Exercise requirements » Search the entries below for the string "true" and copy the lines that hold it.

[[ Material for this task open ]]

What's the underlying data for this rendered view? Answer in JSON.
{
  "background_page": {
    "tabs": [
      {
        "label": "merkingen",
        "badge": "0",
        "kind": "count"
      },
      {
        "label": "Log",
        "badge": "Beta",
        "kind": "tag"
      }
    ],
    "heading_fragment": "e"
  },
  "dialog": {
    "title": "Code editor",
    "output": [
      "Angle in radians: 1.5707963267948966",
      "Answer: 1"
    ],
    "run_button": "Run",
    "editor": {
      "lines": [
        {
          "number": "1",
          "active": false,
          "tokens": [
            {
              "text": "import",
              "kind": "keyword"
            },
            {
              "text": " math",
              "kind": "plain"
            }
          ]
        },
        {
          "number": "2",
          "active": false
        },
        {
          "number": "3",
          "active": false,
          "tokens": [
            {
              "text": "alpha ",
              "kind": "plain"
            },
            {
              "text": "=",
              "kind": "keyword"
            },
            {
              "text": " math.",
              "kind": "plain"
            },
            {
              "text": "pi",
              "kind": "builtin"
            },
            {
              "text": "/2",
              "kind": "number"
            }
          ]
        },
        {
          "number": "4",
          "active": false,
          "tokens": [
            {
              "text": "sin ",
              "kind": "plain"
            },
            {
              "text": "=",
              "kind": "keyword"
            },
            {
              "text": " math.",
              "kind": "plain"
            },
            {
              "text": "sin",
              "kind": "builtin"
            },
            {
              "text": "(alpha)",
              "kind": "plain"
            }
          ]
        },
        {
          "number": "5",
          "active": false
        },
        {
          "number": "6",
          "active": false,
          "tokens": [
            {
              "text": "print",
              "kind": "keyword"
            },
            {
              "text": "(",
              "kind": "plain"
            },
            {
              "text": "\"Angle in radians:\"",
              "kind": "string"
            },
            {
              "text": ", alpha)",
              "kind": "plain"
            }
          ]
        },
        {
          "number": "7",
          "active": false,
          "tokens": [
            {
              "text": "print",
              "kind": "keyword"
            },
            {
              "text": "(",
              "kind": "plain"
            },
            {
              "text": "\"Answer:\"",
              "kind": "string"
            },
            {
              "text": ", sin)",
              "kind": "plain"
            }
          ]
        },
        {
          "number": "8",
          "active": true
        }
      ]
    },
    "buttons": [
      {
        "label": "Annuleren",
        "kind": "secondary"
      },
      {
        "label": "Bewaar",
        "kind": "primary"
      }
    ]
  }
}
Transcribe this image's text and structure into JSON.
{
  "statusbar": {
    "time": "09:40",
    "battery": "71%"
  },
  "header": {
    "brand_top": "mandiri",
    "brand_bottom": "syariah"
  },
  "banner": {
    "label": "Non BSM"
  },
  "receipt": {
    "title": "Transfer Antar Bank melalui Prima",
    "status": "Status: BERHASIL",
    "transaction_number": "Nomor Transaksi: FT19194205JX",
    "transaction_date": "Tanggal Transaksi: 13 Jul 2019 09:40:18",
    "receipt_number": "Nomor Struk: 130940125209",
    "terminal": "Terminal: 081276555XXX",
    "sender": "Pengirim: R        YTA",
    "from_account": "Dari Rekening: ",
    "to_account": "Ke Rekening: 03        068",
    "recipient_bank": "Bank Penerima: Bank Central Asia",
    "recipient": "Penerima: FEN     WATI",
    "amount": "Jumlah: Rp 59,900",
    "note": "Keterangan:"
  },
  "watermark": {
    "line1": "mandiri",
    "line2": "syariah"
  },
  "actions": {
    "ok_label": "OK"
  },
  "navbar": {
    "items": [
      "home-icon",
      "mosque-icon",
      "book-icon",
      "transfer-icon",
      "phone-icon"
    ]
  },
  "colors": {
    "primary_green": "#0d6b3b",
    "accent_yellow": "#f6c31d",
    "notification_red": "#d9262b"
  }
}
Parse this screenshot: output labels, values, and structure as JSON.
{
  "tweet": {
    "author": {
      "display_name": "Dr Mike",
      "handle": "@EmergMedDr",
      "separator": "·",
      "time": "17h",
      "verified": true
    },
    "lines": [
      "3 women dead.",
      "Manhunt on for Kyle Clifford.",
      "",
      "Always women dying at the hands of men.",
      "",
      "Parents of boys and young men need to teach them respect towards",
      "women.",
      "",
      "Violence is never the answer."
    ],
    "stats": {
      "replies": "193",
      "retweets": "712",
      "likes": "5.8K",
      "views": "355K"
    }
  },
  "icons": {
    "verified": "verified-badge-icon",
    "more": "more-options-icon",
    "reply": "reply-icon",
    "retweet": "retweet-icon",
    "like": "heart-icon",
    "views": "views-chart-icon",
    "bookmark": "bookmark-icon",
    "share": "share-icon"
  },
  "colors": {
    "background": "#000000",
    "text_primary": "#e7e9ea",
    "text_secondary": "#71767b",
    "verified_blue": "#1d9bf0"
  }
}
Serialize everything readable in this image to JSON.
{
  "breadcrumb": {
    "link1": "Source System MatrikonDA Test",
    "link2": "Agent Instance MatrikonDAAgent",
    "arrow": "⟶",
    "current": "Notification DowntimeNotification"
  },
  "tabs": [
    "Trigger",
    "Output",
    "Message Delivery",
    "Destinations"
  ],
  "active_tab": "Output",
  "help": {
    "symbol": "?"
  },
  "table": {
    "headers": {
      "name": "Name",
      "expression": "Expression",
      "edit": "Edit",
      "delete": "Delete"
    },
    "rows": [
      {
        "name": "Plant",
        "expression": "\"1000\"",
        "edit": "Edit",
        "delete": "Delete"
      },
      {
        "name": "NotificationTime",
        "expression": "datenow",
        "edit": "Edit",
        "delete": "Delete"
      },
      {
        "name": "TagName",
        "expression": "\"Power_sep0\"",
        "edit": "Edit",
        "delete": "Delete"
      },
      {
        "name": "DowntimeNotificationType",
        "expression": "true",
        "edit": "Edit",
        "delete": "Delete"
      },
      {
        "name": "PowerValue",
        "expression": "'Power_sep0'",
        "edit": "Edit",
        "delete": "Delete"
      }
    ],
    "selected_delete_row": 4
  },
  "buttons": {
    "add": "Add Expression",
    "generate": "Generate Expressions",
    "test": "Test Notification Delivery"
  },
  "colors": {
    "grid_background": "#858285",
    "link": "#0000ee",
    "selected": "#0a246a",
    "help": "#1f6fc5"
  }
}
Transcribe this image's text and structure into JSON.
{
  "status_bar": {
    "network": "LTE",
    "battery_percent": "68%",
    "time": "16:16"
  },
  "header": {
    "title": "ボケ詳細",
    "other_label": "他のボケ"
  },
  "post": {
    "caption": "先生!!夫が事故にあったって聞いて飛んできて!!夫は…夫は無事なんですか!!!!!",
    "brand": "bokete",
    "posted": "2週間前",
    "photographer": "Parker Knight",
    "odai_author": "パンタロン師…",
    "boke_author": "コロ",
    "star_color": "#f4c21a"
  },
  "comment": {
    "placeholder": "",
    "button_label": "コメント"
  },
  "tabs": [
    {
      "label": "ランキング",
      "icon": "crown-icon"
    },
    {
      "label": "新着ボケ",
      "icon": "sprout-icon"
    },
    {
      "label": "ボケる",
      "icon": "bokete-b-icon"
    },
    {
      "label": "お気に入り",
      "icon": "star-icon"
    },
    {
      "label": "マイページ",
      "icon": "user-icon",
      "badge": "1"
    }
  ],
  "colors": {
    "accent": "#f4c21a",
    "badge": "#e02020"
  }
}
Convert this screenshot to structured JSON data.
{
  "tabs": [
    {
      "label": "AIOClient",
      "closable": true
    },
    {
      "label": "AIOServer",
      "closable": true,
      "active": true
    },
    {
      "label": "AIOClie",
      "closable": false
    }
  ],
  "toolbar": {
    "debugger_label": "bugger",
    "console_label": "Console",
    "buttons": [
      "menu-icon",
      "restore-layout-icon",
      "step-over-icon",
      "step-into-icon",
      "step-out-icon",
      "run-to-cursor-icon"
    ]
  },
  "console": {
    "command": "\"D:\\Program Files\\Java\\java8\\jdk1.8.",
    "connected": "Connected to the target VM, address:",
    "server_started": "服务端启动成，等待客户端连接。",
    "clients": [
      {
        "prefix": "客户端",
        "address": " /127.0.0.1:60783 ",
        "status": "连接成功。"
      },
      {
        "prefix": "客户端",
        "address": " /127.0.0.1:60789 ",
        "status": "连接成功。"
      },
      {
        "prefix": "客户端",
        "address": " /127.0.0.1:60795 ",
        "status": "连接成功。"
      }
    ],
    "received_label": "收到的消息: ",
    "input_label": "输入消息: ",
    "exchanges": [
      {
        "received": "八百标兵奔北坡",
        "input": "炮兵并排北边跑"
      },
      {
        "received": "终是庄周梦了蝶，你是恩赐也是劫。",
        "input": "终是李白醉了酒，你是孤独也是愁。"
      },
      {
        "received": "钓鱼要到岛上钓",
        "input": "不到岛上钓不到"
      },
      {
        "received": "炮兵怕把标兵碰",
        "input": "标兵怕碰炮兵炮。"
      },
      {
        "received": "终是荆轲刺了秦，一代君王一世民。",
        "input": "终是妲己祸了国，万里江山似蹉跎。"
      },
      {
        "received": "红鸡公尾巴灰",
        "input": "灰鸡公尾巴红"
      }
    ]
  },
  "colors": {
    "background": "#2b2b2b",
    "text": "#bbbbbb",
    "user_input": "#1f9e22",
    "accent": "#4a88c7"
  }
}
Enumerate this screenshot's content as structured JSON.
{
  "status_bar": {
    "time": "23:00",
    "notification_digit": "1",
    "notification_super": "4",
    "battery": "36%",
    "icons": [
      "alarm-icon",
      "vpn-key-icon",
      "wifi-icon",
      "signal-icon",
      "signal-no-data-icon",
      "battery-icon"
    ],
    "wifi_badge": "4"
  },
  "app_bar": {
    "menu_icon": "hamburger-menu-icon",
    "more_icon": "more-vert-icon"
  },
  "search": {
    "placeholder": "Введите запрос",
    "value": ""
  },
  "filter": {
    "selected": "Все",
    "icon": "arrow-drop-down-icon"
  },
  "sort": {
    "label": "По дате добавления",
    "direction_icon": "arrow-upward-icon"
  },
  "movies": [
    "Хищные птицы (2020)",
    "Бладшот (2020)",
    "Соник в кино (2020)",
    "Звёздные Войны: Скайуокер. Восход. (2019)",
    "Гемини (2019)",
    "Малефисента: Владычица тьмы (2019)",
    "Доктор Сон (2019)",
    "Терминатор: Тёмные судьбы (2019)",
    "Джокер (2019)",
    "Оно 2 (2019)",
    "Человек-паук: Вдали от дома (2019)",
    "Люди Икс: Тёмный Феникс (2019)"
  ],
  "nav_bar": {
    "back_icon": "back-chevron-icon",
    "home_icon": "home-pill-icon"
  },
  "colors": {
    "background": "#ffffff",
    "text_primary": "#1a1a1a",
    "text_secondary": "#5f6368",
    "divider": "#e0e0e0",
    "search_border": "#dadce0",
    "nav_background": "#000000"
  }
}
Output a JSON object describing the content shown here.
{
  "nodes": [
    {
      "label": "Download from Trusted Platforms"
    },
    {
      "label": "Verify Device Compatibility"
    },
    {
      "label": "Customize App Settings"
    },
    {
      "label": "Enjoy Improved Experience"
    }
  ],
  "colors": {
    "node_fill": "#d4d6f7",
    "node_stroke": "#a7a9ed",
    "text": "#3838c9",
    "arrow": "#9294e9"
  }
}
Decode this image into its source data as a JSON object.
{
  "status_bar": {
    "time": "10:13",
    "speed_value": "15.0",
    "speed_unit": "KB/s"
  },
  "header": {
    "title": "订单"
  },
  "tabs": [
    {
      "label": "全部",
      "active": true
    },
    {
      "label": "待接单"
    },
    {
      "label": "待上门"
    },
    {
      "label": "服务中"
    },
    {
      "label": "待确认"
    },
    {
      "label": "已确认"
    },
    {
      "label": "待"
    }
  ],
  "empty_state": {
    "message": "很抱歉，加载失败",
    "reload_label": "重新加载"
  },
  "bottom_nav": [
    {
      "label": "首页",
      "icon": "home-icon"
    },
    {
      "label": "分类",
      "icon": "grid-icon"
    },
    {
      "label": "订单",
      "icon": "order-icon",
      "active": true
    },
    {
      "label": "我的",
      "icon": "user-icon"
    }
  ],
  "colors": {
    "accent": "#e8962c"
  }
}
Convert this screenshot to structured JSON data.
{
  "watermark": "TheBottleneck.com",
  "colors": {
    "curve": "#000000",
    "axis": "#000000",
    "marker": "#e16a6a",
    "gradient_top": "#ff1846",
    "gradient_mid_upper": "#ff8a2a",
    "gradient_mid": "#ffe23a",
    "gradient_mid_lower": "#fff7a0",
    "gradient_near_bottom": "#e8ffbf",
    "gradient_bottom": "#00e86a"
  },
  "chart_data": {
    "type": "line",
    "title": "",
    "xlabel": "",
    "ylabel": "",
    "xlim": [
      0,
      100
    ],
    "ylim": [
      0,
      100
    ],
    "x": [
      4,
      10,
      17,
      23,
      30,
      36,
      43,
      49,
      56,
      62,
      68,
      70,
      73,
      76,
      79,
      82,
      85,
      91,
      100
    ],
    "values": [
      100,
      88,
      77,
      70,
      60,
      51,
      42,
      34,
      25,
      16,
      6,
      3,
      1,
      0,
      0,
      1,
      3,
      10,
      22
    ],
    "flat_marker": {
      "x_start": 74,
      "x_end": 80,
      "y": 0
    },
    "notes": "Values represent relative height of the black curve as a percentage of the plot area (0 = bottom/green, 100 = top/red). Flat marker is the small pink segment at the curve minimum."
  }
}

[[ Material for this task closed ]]

Response »
          "active": true
      "verified": true
        "expression": "true",
      "closable": true
      "closable": true,
      "active": true
      "active": true
      "active": true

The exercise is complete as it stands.